Some neighborhoods not only have the disadvantage of poor planning in terms of how streets are laid out, but there are also additional barriers to walkability, such as a rail line dividing the area and blocking permeability. Oakridge Village and Harmony Crossing residents have created pedestrian crossing areas over the train tracks which the train company has tried to undo by piling mounds of dirt around the tracks to make crossing harder. Clearly people want to be able to travel east to west in this area. The train is an important part of our local economy, but under- and over-passes are needed to keep it from being a social barrier. And to the extent that people are blocked from accessing local businesses because of the train line, it can also have a negative impact on our local economy.

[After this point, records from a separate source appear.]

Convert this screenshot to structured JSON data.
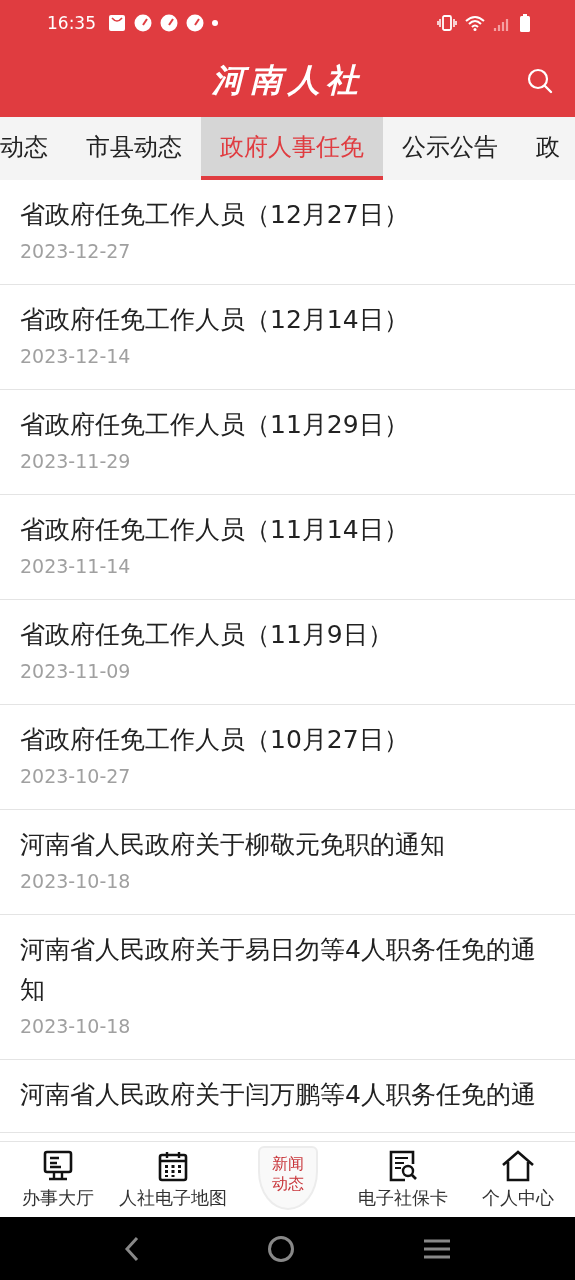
{
  "status_bar": {
    "time": "16:35"
  },
  "header": {
    "title": "河南人社"
  },
  "tabs": [
    {
      "label": "动态",
      "selected": false
    },
    {
      "label": "市县动态",
      "selected": false
    },
    {
      "label": "政府人事任免",
      "selected": true
    },
    {
      "label": "公示公告",
      "selected": false
    },
    {
      "label": "政",
      "selected": false
    }
  ],
  "articles": [
    {
      "title": "省政府任免工作人员（12月27日）",
      "date": "2023-12-27"
    },
    {
      "title": "省政府任免工作人员（12月14日）",
      "date": "2023-12-14"
    },
    {
      "title": "省政府任免工作人员（11月29日）",
      "date": "2023-11-29"
    },
    {
      "title": "省政府任免工作人员（11月14日）",
      "date": "2023-11-14"
    },
    {
      "title": "省政府任免工作人员（11月9日）",
      "date": "2023-11-09"
    },
    {
      "title": "省政府任免工作人员（10月27日）",
      "date": "2023-10-27"
    },
    {
      "title": "河南省人民政府关于柳敬元免职的通知",
      "date": "2023-10-18"
    },
    {
      "title": "河南省人民政府关于易日勿等4人职务任免的通知",
      "date": "2023-10-18"
    },
    {
      "title": "河南省人民政府关于闫万鹏等4人职务任免的通"
    }
  ],
  "bottom_nav": [
    {
      "kind": "hall",
      "label": "办事大厅"
    },
    {
      "kind": "map",
      "label": "人社电子地图"
    },
    {
      "kind": "badge",
      "label": "新闻动态"
    },
    {
      "kind": "card",
      "label": "电子社保卡"
    },
    {
      "kind": "home",
      "label": "个人中心"
    }
  ]
}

According to Jeff Speck, “no single variable [has been found] to be more predictive of injury and death than block size. … All told, a doubling of block size correspond[s] with a tripling of fatalities.” Block size matters. It can either draw people out onto the streets to walk to local destinations, or it can push people into their cars, which makes the area just that much more dangerous for those choosing to walk and exacerbates congestion problems on the streets.
Fort Collins has already been built out in a way that favors cars over pedestrians. But fixes are possible. The City should be considering ways to make our community more walkable by inserting pedestrian trails in places where they do not exist but are sorely needed. With both City Plan and our local Transportation Plan on the docket for a rewrite, now is the time to address the issue of walkability throughout the entirety of Fort Collins.